I need the number of lines in the data that contain the word "this", and nothing beyond it.

● PROVIDED RECORDS:
■ ■ ■ ■ ■
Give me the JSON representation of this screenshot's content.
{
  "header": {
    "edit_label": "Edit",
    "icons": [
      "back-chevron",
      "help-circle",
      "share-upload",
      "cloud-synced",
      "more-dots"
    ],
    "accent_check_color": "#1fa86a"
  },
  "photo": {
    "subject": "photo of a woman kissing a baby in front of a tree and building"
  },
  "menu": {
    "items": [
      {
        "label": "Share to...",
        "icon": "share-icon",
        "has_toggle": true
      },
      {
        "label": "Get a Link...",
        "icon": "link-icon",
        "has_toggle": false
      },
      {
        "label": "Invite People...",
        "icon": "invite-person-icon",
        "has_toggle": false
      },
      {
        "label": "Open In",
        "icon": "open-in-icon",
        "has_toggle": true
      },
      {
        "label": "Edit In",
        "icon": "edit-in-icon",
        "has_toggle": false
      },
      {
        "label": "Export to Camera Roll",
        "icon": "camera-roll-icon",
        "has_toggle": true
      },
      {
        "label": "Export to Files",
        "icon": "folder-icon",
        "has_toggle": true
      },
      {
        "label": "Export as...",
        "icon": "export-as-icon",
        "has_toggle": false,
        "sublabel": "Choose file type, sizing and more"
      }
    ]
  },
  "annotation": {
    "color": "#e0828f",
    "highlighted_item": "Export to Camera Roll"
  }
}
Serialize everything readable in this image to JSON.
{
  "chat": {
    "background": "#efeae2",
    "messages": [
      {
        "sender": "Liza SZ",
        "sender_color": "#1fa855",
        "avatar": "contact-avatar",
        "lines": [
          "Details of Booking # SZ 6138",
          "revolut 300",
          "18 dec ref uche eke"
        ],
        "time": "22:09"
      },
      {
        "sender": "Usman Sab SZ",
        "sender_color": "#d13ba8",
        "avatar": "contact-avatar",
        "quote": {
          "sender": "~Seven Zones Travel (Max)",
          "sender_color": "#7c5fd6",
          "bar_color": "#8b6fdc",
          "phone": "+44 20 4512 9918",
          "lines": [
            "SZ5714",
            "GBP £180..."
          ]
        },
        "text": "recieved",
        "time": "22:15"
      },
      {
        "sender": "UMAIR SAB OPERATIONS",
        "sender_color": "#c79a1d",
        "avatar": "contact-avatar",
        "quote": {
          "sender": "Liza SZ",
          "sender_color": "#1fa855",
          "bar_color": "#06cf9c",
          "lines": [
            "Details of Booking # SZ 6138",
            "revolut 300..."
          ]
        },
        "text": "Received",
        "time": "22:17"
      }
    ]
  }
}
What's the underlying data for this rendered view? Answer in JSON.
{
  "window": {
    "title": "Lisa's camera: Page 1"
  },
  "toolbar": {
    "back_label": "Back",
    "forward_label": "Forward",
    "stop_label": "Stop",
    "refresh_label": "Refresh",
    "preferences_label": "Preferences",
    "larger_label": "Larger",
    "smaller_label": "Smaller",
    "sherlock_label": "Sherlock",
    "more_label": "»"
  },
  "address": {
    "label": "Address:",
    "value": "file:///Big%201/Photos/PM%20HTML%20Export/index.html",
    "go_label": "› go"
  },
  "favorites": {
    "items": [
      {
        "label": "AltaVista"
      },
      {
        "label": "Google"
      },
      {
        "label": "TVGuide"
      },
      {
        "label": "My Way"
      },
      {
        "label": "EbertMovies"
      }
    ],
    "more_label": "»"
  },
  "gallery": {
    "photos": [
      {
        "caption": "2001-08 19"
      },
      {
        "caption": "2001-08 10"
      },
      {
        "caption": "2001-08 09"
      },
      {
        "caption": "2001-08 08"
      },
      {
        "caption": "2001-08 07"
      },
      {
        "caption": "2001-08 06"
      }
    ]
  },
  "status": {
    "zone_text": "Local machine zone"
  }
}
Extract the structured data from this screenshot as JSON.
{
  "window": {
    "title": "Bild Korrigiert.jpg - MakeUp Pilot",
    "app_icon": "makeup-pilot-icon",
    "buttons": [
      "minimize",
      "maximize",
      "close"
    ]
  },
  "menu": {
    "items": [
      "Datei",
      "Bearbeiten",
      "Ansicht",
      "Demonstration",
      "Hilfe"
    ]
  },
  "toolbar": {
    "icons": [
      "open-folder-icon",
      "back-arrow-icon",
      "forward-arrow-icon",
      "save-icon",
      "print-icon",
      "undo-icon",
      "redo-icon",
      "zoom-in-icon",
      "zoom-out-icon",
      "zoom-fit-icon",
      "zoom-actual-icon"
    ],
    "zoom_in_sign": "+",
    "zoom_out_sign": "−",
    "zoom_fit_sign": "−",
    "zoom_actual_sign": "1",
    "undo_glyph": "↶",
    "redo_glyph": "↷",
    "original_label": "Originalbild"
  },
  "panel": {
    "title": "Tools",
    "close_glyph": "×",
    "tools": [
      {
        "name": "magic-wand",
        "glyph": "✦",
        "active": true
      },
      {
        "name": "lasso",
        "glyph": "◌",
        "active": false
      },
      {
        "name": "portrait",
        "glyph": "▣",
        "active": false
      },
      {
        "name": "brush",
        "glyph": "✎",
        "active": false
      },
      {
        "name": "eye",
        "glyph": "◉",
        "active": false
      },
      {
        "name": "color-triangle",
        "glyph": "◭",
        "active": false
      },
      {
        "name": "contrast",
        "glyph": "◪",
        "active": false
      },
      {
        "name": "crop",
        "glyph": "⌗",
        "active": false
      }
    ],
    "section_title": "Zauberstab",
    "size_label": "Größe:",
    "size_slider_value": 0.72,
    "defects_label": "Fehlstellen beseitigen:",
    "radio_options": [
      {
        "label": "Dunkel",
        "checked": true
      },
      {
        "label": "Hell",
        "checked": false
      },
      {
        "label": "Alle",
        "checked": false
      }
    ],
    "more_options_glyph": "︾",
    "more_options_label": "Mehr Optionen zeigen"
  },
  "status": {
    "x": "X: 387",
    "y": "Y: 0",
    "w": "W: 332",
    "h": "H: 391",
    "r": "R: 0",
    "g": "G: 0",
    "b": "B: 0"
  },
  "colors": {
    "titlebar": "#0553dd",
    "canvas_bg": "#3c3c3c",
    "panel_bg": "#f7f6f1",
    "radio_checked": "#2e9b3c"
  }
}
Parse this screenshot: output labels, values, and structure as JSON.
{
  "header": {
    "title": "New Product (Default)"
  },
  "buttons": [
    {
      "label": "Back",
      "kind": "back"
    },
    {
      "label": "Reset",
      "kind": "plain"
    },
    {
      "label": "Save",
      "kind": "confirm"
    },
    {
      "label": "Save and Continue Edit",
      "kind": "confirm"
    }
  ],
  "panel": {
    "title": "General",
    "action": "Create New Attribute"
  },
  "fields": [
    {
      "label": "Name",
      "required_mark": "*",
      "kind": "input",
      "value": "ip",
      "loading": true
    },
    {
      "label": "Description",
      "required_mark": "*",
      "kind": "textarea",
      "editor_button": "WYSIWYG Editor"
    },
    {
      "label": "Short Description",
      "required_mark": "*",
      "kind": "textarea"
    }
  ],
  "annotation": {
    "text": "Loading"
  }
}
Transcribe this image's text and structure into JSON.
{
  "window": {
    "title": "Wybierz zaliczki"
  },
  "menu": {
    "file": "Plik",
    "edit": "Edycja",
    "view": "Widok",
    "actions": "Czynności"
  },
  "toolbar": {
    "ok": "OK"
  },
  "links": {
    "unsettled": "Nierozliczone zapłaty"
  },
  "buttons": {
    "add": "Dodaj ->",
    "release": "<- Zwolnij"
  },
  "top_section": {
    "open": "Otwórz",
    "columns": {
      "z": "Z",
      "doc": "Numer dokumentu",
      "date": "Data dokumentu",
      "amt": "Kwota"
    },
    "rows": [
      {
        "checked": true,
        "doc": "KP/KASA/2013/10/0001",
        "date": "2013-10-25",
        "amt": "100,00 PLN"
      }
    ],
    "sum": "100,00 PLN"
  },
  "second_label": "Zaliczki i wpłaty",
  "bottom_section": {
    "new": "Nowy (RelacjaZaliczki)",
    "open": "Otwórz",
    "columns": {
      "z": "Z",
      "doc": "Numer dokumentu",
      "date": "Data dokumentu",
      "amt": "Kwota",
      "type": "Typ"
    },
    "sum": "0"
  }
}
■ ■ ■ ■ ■
● REPLY: 6